By Arielle Levin Becker
There’s a tremendous amount of information about how our public institutions work and the decisions made by government officials. It’s all available to any member of the public; all we have to do is ask. At least, that’s how it’s supposed to work.
“Freedom of information is very fundamental to our democracy,” said Colleen Murphy, executive director and general counsel for the Connecticut Freedom of Information Commission and a member of the Connecticut Foundation for Open Government’s board. “Our democracy is based on the idea that citizens have a right to know what their government is up to, so that they can make informed decisions about who to elect and what to participate in.”
Reporters use public records on a regular basis, but you don’t have to be a professional to request public records. Here are some key things to know.
1. Government information belongs to you
If you’re wondering whether certain information is available to the public, here’s a general guideline:
“Government information belongs to the public,” Murphy said. “The basic premise is that anything that government creates or maintains, it belongs to the public.”
This includes the minutes of a town council’s meetings, as well as the paperwork council members receive to prepare for the meeting. It includes correspondence involving government employees – including emails and text messages. Court files about lawsuits or criminal cases are public records, as are contracts signed by government agencies.
“The law applies to every public agency in Connecticut, from your local school or your local tax assessor, all the way up to the governor,” Murphy said.
2. Some things are off limits
As with most rules, there are exceptions in the state’s Freedom of Information Act. Among the government documents that are NOT public:
- Drafts or notes – if a public agency has determined that the public interest in withholding them “clearly outweighs” the public interest in disclosing them
- Personnel or medical files – if disclosing them would constitute “an invasion of personal privacy”
- Certain law enforcement records (such as those that would expose the identity of an informant, witness, or victims of certain crimes; or arrest records of juveniles)
- Trade secrets
- Test questions and scoring keys for licensing exams (sorry, you can’t request an exam key)
- Names or addresses of students in public schools or colleges
Even so, Murphy noted, there are nuances. Some aspects of personnel files for public employees might be deemed private, but other parts are open to the public. The presumption in law is that information is open, and exemptions must be narrowly construed.
3. Don’t take “no” for an answer without a reason
Mike Savino, the local and state news editor at the Meriden Record-Journal, said every records request should include a line asking the government agency to cite a specific reason if it denies all or part of the request.

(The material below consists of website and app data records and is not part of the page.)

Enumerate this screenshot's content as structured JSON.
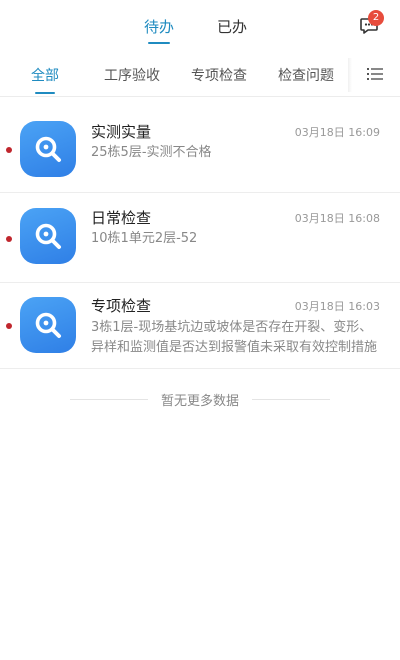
{
  "header": {
    "tabs": [
      {
        "label": "待办",
        "active": true
      },
      {
        "label": "已办",
        "active": false
      }
    ],
    "message_badge": "2"
  },
  "sub_tabs": [
    {
      "label": "全部",
      "active": true
    },
    {
      "label": "工序验收",
      "active": false
    },
    {
      "label": "专项检查",
      "active": false
    },
    {
      "label": "检查问题",
      "active": false
    }
  ],
  "tasks": [
    {
      "title": "实测实量",
      "time": "03月18日 16:09",
      "desc": "25栋5层-实测不合格",
      "unread": true
    },
    {
      "title": "日常检查",
      "time": "03月18日 16:08",
      "desc": "10栋1单元2层-52",
      "unread": true
    },
    {
      "title": "专项检查",
      "time": "03月18日 16:03",
      "desc": "3栋1层-现场基坑边或坡体是否存在开裂、变形、异样和监测值是否达到报警值未采取有效控制措施",
      "unread": true
    }
  ],
  "footer": {
    "no_more": "暂无更多数据"
  },
  "colors": {
    "accent": "#1f8bc0",
    "badge": "#e74c3c",
    "unread_dot": "#c0262d",
    "icon_bg": "#3a8cf0"
  },
  "icons": {
    "message": "chat-bubble-icon",
    "list": "list-menu-icon",
    "task": "search-magnifier-icon"
  }
}
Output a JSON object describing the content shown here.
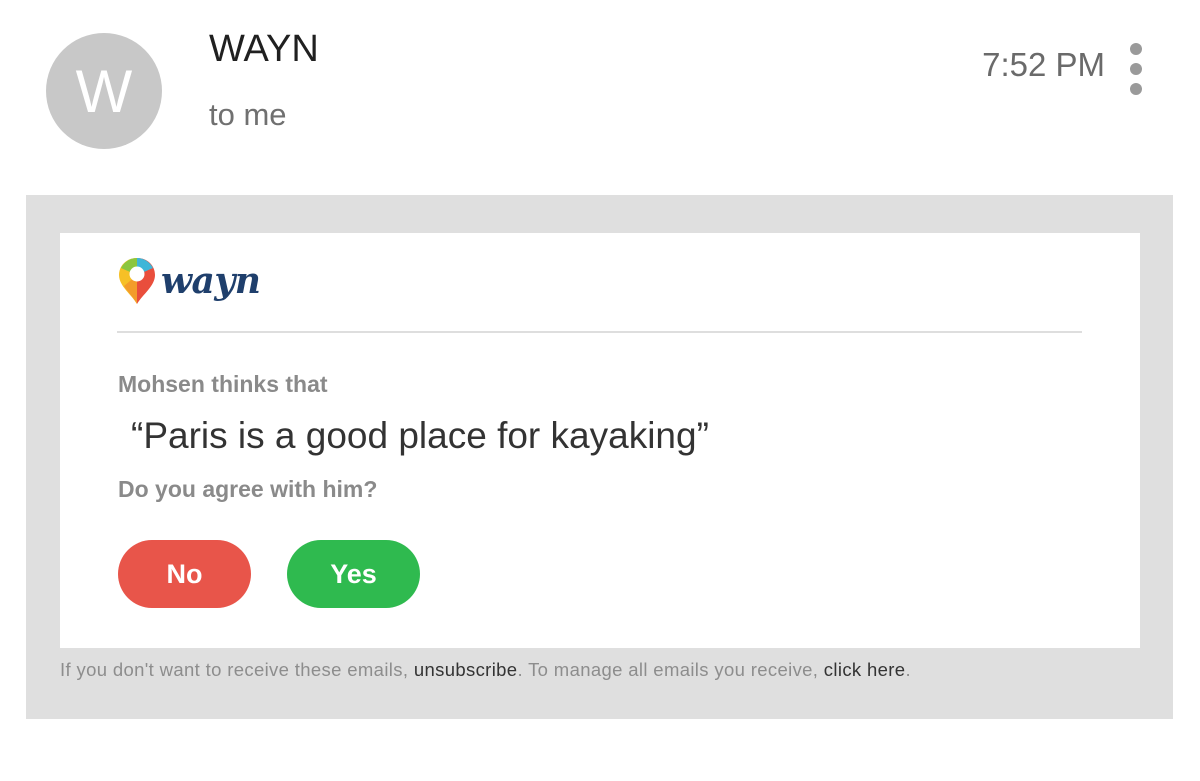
{
  "header": {
    "avatar_letter": "W",
    "sender": "WAYN",
    "recipient": "to me",
    "time": "7:52 PM",
    "more_icon": "more-vertical-icon"
  },
  "email": {
    "logo": {
      "text": "wayn",
      "icon": "map-pin-icon",
      "colors": [
        "#f6c026",
        "#e94e3c",
        "#3fb6d8",
        "#8cc63f"
      ]
    },
    "intro": "Mohsen thinks that",
    "quote": "“Paris is a good place for kayaking”",
    "question": "Do you agree with him?",
    "buttons": {
      "no": "No",
      "yes": "Yes"
    },
    "footer": {
      "text_1": "If you don't want to receive these emails, ",
      "unsubscribe": "unsubscribe",
      "text_2": ". To manage all emails you receive, ",
      "click_here": "click here",
      "text_3": "."
    }
  },
  "colors": {
    "no_button": "#e8554a",
    "yes_button": "#2fba4f",
    "logo_text": "#1f3f6c",
    "mail_background": "#dfdfdf"
  }
}
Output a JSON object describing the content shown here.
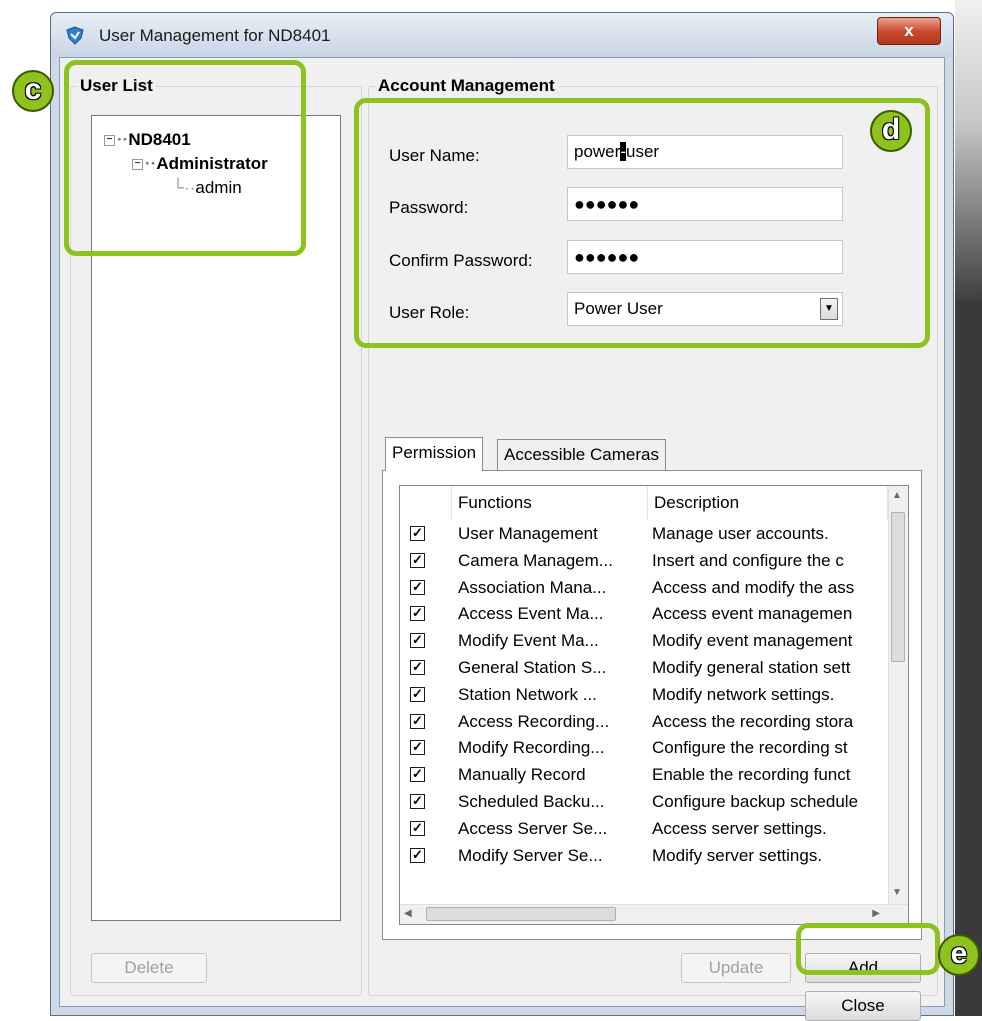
{
  "window": {
    "title": "User Management for ND8401",
    "close_glyph": "x"
  },
  "user_list": {
    "title": "User List",
    "root": "ND8401",
    "group": "Administrator",
    "user": "admin",
    "delete_label": "Delete"
  },
  "account": {
    "title": "Account Management",
    "username_label": "User Name:",
    "username_before": "power",
    "username_caret": "-",
    "username_after": "user",
    "password_label": "Password:",
    "password_value": "●●●●●●",
    "confirm_label": "Confirm Password:",
    "confirm_value": "●●●●●●",
    "role_label": "User Role:",
    "role_value": "Power User"
  },
  "tabs": {
    "permission": "Permission",
    "cameras": "Accessible Cameras"
  },
  "permissions": {
    "col_functions": "Functions",
    "col_description": "Description",
    "rows": [
      {
        "fn": "User Management",
        "desc": "Manage user accounts."
      },
      {
        "fn": "Camera Managem...",
        "desc": "Insert and configure the c"
      },
      {
        "fn": "Association Mana...",
        "desc": "Access and modify the ass"
      },
      {
        "fn": "Access Event Ma...",
        "desc": "Access event managemen"
      },
      {
        "fn": "Modify Event Ma...",
        "desc": "Modify event management"
      },
      {
        "fn": "General Station S...",
        "desc": "Modify general station sett"
      },
      {
        "fn": "Station Network ...",
        "desc": "Modify network settings."
      },
      {
        "fn": "Access Recording...",
        "desc": "Access the recording stora"
      },
      {
        "fn": "Modify Recording...",
        "desc": "Configure the recording st"
      },
      {
        "fn": "Manually Record",
        "desc": "Enable the recording funct"
      },
      {
        "fn": "Scheduled Backu...",
        "desc": "Configure backup schedule"
      },
      {
        "fn": "Access Server Se...",
        "desc": "Access server settings."
      },
      {
        "fn": "Modify Server Se...",
        "desc": "Modify server settings."
      }
    ]
  },
  "buttons": {
    "update": "Update",
    "add": "Add",
    "close": "Close"
  },
  "callouts": {
    "c": "c",
    "d": "d",
    "e": "e"
  },
  "colors": {
    "highlight": "#8dc21f"
  }
}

“The burden of proof is on the public agency, and that’s a really important thing,” said Savino, who is president of the Connecticut Council on Freedom of Information and a member of the Connecticut Foundation for Open Government board. “In order to not take no for an answer, you have that on your side. The public agency has to explain why you cannot have that.”
4. You don’t have to tell anyone why you want the information
While it’s important to make your request as clear as possible to ensure you get what you want, Murphy said people should know they don’t have to explain what they plan to do with the information.
5. There are people you can turn to for help
If you’re not sure how to make a request, you can find sample freedom of information request letters online. Here’s one tailored for Connecticut from the nonprofit National Freedom of Information Coalition: https://www.nfoic.org/connecticut-sample-foia-request
The Freedom of Information Commission is available to answer questions about public information. “We really invite everybody to do that,” Murphy said. (To reach the commission, call 860-566-5682.)
Savino said the Freedom of Information Commission can help give people a sense of what the law does or doesn’t allow. Even if a situation goes to a hearing, he added, the hearing officer can ask questions and help level the playing field to make sure the Freedom of Information Act is applied fairly.
“The process is user-friendly,” he said.
Arielle Levin Becker of Connecticut Health Foundation is a CFOG board member.